**TASK BRIEF**
When the word "image" shows up in a line of the data below, copy that whole line.

Segment Start: EXERCISE DATA

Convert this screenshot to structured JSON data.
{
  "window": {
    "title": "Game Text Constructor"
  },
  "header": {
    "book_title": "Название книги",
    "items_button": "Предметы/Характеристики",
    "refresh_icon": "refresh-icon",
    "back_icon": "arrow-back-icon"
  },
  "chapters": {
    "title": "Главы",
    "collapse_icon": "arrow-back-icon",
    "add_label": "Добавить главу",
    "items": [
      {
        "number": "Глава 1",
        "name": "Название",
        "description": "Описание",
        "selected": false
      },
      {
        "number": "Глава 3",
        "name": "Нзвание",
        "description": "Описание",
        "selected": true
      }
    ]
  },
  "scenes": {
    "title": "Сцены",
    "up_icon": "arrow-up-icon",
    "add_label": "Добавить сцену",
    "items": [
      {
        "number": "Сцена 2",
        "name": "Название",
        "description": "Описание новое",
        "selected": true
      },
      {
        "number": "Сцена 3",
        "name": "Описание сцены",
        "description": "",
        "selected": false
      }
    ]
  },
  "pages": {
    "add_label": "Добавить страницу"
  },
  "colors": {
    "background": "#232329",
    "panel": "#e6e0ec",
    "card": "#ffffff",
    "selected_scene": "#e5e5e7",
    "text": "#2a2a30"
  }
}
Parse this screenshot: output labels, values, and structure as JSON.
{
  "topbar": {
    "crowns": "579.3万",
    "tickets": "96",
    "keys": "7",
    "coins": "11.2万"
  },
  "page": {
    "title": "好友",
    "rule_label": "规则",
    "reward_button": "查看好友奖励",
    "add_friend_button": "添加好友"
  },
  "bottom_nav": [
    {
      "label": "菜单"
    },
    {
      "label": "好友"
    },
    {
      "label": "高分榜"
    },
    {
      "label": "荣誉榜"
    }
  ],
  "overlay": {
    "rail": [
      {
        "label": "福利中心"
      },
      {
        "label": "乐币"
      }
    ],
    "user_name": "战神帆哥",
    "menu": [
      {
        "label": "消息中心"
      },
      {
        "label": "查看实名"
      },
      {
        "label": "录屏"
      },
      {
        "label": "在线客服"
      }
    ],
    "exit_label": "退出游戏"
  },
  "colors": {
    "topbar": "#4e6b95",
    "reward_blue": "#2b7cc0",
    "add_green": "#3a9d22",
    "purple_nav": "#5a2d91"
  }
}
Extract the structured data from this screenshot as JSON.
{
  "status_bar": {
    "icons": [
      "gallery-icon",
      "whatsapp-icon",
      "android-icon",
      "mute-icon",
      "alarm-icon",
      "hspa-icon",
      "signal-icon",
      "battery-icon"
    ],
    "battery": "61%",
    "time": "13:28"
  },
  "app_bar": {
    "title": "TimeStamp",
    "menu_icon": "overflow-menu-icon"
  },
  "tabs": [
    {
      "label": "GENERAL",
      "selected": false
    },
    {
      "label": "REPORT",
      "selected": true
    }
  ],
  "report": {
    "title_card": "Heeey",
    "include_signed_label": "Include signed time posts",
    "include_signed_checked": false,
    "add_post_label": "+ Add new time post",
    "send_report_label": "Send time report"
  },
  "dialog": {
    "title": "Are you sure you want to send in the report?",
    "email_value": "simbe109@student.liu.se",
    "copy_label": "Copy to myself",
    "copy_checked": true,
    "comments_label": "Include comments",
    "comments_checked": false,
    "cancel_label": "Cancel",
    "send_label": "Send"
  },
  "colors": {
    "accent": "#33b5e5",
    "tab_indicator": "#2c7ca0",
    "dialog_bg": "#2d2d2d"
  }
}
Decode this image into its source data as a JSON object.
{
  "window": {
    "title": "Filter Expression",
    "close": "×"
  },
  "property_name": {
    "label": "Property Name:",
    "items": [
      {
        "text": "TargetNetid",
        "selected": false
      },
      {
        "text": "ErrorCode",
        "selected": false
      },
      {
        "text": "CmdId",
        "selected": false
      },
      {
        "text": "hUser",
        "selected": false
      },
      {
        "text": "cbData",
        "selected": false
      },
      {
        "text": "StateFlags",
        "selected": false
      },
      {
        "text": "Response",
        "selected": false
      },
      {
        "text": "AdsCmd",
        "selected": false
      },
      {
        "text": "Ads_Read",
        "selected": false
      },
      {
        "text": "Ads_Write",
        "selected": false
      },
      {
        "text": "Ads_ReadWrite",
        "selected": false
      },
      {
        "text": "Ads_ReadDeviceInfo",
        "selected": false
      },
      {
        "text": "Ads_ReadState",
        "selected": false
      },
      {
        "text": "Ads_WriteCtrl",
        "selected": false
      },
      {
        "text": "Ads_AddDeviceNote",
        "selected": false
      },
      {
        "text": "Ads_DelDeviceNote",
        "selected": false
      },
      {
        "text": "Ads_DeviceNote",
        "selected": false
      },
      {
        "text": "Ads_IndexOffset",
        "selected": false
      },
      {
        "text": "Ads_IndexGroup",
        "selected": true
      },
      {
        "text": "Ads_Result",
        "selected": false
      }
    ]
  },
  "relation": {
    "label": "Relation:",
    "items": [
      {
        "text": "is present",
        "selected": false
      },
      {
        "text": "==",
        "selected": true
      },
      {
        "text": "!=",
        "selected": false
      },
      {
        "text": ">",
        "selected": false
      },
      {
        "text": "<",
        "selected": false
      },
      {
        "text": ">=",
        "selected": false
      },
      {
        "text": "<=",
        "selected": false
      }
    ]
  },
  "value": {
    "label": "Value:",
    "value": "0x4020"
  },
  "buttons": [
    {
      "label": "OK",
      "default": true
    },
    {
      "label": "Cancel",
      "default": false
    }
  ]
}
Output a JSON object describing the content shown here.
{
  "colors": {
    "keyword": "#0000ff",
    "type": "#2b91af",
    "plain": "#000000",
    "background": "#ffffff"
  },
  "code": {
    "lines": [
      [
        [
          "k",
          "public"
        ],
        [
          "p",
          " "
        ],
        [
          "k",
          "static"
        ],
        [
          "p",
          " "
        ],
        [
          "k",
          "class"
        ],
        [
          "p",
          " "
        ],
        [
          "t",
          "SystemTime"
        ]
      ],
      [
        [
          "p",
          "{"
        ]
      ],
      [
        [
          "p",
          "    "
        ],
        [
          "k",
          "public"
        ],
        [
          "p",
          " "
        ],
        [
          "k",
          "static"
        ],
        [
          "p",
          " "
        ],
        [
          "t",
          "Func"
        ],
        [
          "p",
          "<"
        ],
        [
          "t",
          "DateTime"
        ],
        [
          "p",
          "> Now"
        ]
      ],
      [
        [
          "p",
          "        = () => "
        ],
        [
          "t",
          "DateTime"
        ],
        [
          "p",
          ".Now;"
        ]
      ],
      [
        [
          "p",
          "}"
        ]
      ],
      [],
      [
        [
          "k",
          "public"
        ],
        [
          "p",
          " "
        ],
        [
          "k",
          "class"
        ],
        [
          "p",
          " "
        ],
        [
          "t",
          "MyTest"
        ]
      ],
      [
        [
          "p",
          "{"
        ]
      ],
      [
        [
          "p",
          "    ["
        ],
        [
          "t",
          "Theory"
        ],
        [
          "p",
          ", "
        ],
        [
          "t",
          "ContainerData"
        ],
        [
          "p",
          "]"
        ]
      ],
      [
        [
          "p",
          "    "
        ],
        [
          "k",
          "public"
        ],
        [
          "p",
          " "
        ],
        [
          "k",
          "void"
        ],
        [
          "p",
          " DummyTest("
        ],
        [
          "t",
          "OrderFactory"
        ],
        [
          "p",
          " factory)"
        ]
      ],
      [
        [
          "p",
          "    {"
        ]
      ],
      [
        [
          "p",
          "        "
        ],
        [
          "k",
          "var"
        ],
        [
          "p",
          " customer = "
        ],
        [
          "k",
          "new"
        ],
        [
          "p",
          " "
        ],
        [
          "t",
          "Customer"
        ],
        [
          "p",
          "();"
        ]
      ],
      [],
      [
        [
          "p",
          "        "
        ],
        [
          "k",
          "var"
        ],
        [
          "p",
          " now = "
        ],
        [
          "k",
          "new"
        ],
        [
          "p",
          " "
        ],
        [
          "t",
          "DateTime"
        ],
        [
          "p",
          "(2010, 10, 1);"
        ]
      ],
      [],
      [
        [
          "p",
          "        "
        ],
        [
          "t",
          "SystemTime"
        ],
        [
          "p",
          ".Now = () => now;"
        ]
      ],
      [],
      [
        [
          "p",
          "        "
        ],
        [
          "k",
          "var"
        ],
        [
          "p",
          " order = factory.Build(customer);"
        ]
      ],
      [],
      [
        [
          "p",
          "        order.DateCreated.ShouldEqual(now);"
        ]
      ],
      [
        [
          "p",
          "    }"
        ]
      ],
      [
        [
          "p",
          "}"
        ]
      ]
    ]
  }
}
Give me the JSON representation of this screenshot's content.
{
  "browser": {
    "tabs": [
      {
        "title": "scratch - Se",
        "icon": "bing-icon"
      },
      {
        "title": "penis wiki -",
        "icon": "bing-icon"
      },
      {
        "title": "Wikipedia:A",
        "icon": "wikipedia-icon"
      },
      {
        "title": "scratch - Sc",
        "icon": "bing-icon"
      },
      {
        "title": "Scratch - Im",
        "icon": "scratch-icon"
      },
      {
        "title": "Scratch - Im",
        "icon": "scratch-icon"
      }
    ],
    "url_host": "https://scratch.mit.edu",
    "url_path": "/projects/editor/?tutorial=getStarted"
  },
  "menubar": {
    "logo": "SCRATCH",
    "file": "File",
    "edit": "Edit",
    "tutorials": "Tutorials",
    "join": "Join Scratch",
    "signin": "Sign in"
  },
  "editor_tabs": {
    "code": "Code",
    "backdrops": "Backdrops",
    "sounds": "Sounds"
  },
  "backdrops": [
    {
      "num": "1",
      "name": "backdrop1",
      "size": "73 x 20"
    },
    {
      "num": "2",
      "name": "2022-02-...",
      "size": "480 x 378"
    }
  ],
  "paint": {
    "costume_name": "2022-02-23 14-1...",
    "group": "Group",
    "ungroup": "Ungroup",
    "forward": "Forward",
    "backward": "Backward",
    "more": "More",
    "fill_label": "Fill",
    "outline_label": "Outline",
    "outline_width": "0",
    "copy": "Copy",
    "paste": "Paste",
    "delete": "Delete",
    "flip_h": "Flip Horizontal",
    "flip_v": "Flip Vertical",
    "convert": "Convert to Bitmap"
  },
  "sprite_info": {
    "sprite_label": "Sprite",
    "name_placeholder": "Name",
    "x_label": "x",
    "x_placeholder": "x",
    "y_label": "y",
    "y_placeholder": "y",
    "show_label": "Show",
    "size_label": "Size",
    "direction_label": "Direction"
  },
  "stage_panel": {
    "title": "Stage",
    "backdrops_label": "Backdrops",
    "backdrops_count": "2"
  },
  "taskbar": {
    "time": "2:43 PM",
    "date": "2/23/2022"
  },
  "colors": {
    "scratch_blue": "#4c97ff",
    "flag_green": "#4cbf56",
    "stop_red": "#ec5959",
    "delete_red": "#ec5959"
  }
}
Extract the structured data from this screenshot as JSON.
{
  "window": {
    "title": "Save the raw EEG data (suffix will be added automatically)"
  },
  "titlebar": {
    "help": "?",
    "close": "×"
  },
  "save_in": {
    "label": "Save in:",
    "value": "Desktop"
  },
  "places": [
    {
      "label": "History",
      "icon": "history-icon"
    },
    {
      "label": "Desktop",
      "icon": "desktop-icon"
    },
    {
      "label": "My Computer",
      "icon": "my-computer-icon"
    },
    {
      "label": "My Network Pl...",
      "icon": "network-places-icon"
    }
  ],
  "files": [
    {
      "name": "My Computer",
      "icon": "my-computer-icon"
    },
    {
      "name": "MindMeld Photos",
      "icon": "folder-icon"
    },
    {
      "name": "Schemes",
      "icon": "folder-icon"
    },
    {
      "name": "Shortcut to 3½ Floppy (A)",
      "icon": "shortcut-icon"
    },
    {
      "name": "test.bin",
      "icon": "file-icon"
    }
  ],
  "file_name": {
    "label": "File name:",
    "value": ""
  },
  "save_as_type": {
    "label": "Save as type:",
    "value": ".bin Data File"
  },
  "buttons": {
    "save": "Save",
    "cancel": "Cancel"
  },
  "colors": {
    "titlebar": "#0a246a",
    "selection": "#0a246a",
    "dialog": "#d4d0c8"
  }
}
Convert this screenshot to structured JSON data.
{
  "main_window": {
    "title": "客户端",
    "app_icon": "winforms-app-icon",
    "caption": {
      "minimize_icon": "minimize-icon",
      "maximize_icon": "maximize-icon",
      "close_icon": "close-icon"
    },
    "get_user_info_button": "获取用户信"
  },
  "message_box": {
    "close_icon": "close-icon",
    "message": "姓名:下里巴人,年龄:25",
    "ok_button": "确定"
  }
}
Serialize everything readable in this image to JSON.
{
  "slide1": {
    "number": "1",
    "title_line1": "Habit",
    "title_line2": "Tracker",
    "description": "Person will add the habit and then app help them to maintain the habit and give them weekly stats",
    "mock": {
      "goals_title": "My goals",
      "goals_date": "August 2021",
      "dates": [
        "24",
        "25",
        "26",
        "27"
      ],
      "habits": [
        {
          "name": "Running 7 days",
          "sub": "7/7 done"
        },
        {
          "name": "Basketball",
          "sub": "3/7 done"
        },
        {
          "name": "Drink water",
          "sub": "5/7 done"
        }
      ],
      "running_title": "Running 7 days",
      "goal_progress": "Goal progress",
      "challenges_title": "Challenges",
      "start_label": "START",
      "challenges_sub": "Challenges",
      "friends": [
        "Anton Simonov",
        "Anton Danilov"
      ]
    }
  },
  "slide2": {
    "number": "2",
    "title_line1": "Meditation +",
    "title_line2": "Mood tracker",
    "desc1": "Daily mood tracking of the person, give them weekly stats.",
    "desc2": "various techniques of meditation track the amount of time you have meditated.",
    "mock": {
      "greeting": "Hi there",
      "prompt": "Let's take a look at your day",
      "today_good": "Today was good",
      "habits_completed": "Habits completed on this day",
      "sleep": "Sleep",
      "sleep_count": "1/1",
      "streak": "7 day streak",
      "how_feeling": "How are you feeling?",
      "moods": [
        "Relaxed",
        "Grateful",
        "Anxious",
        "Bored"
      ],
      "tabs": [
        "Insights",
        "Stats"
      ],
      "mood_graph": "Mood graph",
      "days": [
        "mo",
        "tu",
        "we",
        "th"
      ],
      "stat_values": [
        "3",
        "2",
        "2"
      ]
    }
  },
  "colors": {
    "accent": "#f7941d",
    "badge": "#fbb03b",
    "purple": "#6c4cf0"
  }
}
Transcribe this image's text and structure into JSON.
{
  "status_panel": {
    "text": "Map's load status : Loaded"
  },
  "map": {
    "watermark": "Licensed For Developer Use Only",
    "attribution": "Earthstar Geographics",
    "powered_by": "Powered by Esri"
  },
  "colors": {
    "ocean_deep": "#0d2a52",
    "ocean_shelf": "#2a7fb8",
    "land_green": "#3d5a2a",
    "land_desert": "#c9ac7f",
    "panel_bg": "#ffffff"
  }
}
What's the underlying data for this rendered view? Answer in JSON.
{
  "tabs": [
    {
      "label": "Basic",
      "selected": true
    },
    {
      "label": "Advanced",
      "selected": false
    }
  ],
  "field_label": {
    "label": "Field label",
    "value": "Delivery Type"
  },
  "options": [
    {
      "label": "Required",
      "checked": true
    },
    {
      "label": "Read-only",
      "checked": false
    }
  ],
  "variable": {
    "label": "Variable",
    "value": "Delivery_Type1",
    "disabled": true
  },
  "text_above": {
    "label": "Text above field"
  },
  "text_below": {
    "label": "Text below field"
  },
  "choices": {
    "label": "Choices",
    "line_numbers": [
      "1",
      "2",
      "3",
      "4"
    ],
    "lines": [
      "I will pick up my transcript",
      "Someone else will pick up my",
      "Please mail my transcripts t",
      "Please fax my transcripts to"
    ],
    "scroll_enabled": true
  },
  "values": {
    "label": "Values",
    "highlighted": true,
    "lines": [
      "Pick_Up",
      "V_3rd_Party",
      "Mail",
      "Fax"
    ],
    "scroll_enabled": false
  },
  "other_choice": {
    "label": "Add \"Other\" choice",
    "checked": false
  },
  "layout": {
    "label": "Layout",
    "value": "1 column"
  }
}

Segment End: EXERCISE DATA

**OUTPUT FOR THIS TASK**
Decode this image into its source data as a JSON object.
Serialize everything readable in this image to JSON.
Transcribe this image's text and structure into JSON.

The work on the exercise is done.